These required actions include, but are not limited to:
- Take all precautions necessary to ensure worker safety and safety of any other persons.
- Track and manage On-site Contamination:
- Contaminated soil and Contaminated liquids, which are disturbed or moved during the Work cannot be placed back into the environment.
- Contaminated soils and/or liquids must be transported off-site and disposed of pursuant to applicable laws, unless otherwise specifically exempted from such requirements pursuant to permits issued by regulatory authorities.
- Uncontaminated soil must be confirmed (with analytical data) to meet regulatory Remediation Criteria before being used to replace any contaminated material removed from the site. All reasonable efforts should be made to source soil of a quality which meets the needs of the landowners to maintain or improve equivalent land capability.
- Implement potential mitigation measures to prevent the project activities from:
- Increasing the migration potential of any On-site Contamination.
- Providing a conduit for Contamination migration.
- Allowing Contamination in soil or groundwater to create further impacts to lands, water or Receptors, including but not limited to water wells.
- We may require further remedial actions be taken to protect the environment, including human health and safety, on a case-by-case basis.
Find the table for Contamination Scenarios and Required Actions in Appendix E (see Table 18.7)

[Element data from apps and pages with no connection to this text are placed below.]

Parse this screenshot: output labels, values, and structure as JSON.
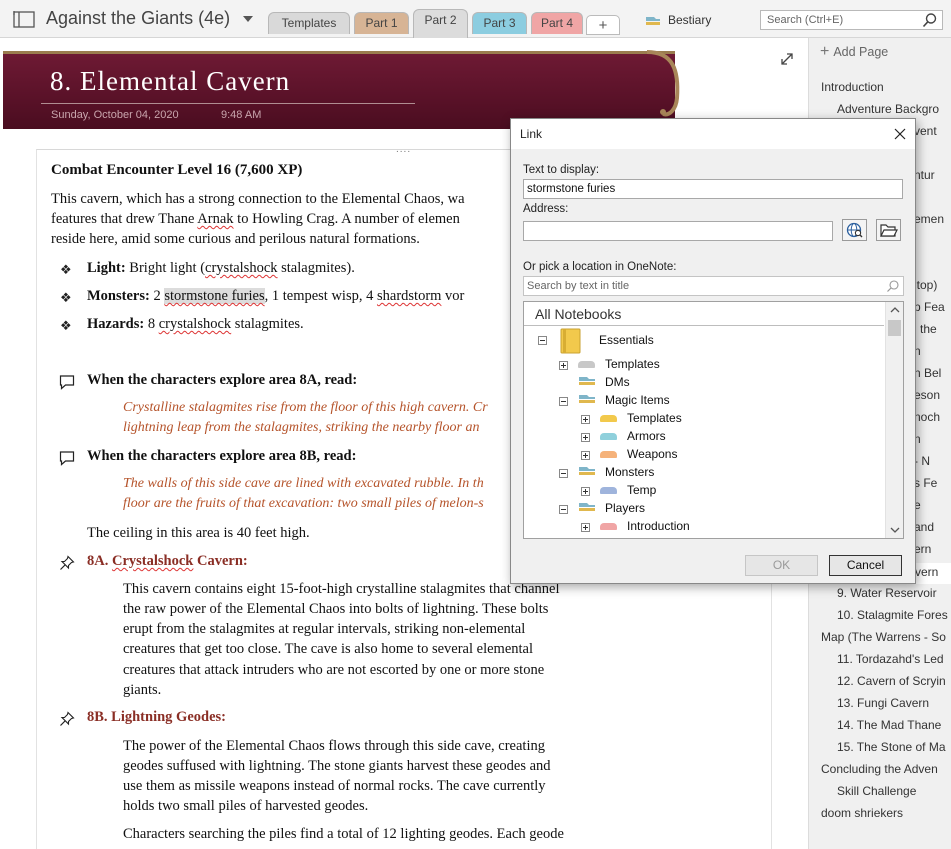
{
  "topbar": {
    "notebook_title": "Against the Giants (4e)",
    "tabs": [
      {
        "label": "Templates",
        "color": "#d9d9d9"
      },
      {
        "label": "Part 1",
        "color": "#d7b495"
      },
      {
        "label": "Part 2",
        "color": "#dcdcdc"
      },
      {
        "label": "Part 3",
        "color": "#8ccde0"
      },
      {
        "label": "Part 4",
        "color": "#f0a5a5"
      }
    ],
    "add_tab_label": "+",
    "bestiary_label": "Bestiary",
    "search_placeholder": "Search (Ctrl+E)"
  },
  "page": {
    "title": "8. Elemental Cavern",
    "date": "Sunday, October 04, 2020",
    "time": "9:48 AM",
    "handle": "....",
    "encounter_heading": "Combat Encounter Level 16 (7,600 XP)",
    "intro_line1": "This cavern, which has a strong connection to the Elemental Chaos, wa",
    "intro_line2_a": "features that drew Thane ",
    "intro_line2_b": "Arnak",
    "intro_line2_c": " to Howling Crag. A number of elemen",
    "intro_line3": "reside here, amid some curious and perilous natural formations.",
    "light_label": "Light:",
    "light_text_a": " Bright light (",
    "light_text_b": "crystalshock",
    "light_text_c": " stalagmites).",
    "monsters_label": "Monsters:",
    "monsters_text_a": " 2 ",
    "monsters_text_b": "stormstone furies",
    "monsters_text_c": ", 1 tempest wisp, 4 ",
    "monsters_text_d": "shardstorm",
    "monsters_text_e": " vor",
    "hazards_label": "Hazards:",
    "hazards_text_a": " 8 ",
    "hazards_text_b": "crystalshock",
    "hazards_text_c": " stalagmites.",
    "read_8a": "When the characters explore area 8A, read:",
    "read_8a_line1": "Crystalline stalagmites rise from the floor of this high cavern. Cr",
    "read_8a_line2": "lightning leap from the stalagmites, striking the nearby floor an",
    "read_8b": "When the characters explore area 8B, read:",
    "read_8b_line1": "The walls of this side cave are lined with excavated rubble. In th",
    "read_8b_line2": "floor are the fruits of that excavation: two small piles of melon-s",
    "ceiling_text": "The ceiling in this area is 40 feet high.",
    "sec_8a_prefix": "8A. ",
    "sec_8a_word": "Crystalshock",
    "sec_8a_suffix": " Cavern:",
    "sec_8a_lines": [
      "This cavern contains eight 15-foot-high crystalline stalagmites that channel",
      "the raw power of the Elemental Chaos into bolts of lightning. These bolts",
      "erupt from the stalagmites at regular intervals, striking non-elemental",
      "creatures that get too close. The cave is also home to several elemental",
      "creatures that attack intruders who are not escorted by one or more stone",
      "giants."
    ],
    "sec_8b_title": "8B. Lightning Geodes:",
    "sec_8b_lines": [
      "The power of the Elemental Chaos flows through this side cave, creating",
      "geodes suffused with lightning. The stone giants harvest these geodes and",
      "use them as missile weapons instead of normal rocks. The cave currently",
      "holds two small piles of harvested geodes."
    ],
    "sec_8b_last": "Characters searching the piles find a total of 12 lighting geodes. Each geode"
  },
  "pages_panel": {
    "add_page_label": "Add Page",
    "items": [
      {
        "label": "Introduction",
        "indent": 0
      },
      {
        "label": "Adventure Backgro",
        "indent": 1
      },
      {
        "label": "vent",
        "indent": 2
      },
      {
        "label": "ntur",
        "indent": 2
      },
      {
        "label": "emen",
        "indent": 2
      },
      {
        "label": "ltop)",
        "indent": 2
      },
      {
        "label": "p Fea",
        "indent": 2
      },
      {
        "label": "the",
        "indent": 2
      },
      {
        "label": "n",
        "indent": 2
      },
      {
        "label": "n Bel",
        "indent": 2
      },
      {
        "label": "eson",
        "indent": 2
      },
      {
        "label": "noch",
        "indent": 2
      },
      {
        "label": "n",
        "indent": 2
      },
      {
        "label": "- N",
        "indent": 2
      },
      {
        "label": "s Fe",
        "indent": 2
      },
      {
        "label": "e",
        "indent": 2
      },
      {
        "label": "and",
        "indent": 2
      },
      {
        "label": "ern",
        "indent": 2
      },
      {
        "label": "vern",
        "indent": 2
      },
      {
        "label": "9. Water Reservoir",
        "indent": 1
      },
      {
        "label": "10. Stalagmite Fores",
        "indent": 1
      },
      {
        "label": "Map (The Warrens - So",
        "indent": 0
      },
      {
        "label": "11. Tordazahd's Led",
        "indent": 1
      },
      {
        "label": "12. Cavern of Scryin",
        "indent": 1
      },
      {
        "label": "13. Fungi Cavern",
        "indent": 1
      },
      {
        "label": "14. The Mad Thane",
        "indent": 1
      },
      {
        "label": "15. The Stone of Ma",
        "indent": 1
      },
      {
        "label": "Concluding the Adven",
        "indent": 0
      },
      {
        "label": "Skill Challenge",
        "indent": 1
      },
      {
        "label": "doom shriekers",
        "indent": 0
      }
    ]
  },
  "dialog": {
    "title": "Link",
    "text_label": "Text to display:",
    "text_value": "stormstone furies",
    "address_label": "Address:",
    "address_value": "",
    "pick_label": "Or pick a location in OneNote:",
    "search_placeholder": "Search by text in title",
    "tree_root": "All Notebooks",
    "tree": [
      {
        "label": "Essentials",
        "level": 0,
        "expander": "minus",
        "kind": "notebook",
        "color": "#f2c94c"
      },
      {
        "label": "Templates",
        "level": 1,
        "expander": "plus",
        "kind": "section",
        "color": "#c8c8c8"
      },
      {
        "label": "DMs",
        "level": 1,
        "expander": "",
        "kind": "group",
        "color": "#7fb5c9"
      },
      {
        "label": "Magic Items",
        "level": 1,
        "expander": "minus",
        "kind": "group",
        "color": "#7fb5c9"
      },
      {
        "label": "Templates",
        "level": 2,
        "expander": "plus",
        "kind": "section",
        "color": "#f2c94c"
      },
      {
        "label": "Armors",
        "level": 2,
        "expander": "plus",
        "kind": "section",
        "color": "#8fd0dc"
      },
      {
        "label": "Weapons",
        "level": 2,
        "expander": "plus",
        "kind": "section",
        "color": "#f5b27a"
      },
      {
        "label": "Monsters",
        "level": 1,
        "expander": "minus",
        "kind": "group",
        "color": "#7fb5c9"
      },
      {
        "label": "Temp",
        "level": 2,
        "expander": "plus",
        "kind": "section",
        "color": "#9fb4dc"
      },
      {
        "label": "Players",
        "level": 1,
        "expander": "minus",
        "kind": "group",
        "color": "#7fb5c9"
      },
      {
        "label": "Introduction",
        "level": 2,
        "expander": "plus",
        "kind": "section",
        "color": "#f0a5a5"
      }
    ],
    "ok_label": "OK",
    "cancel_label": "Cancel"
  }
}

-  Under the Onshore Pipeline Regulations (OPR) and Processing Plant Regulations (PPR), a company must submit a Detailed Incident Report (DIR) within 12 weeks of submitting the Preliminary Incident Report. If a DIR is submitted prior to 12 weeks after the incident and contamination is not fully remediated at the time of DIR submission, a link to complete a NOC will automatically be sent to the company, and must be completed within 5 days of receiving the link.
- Date modified: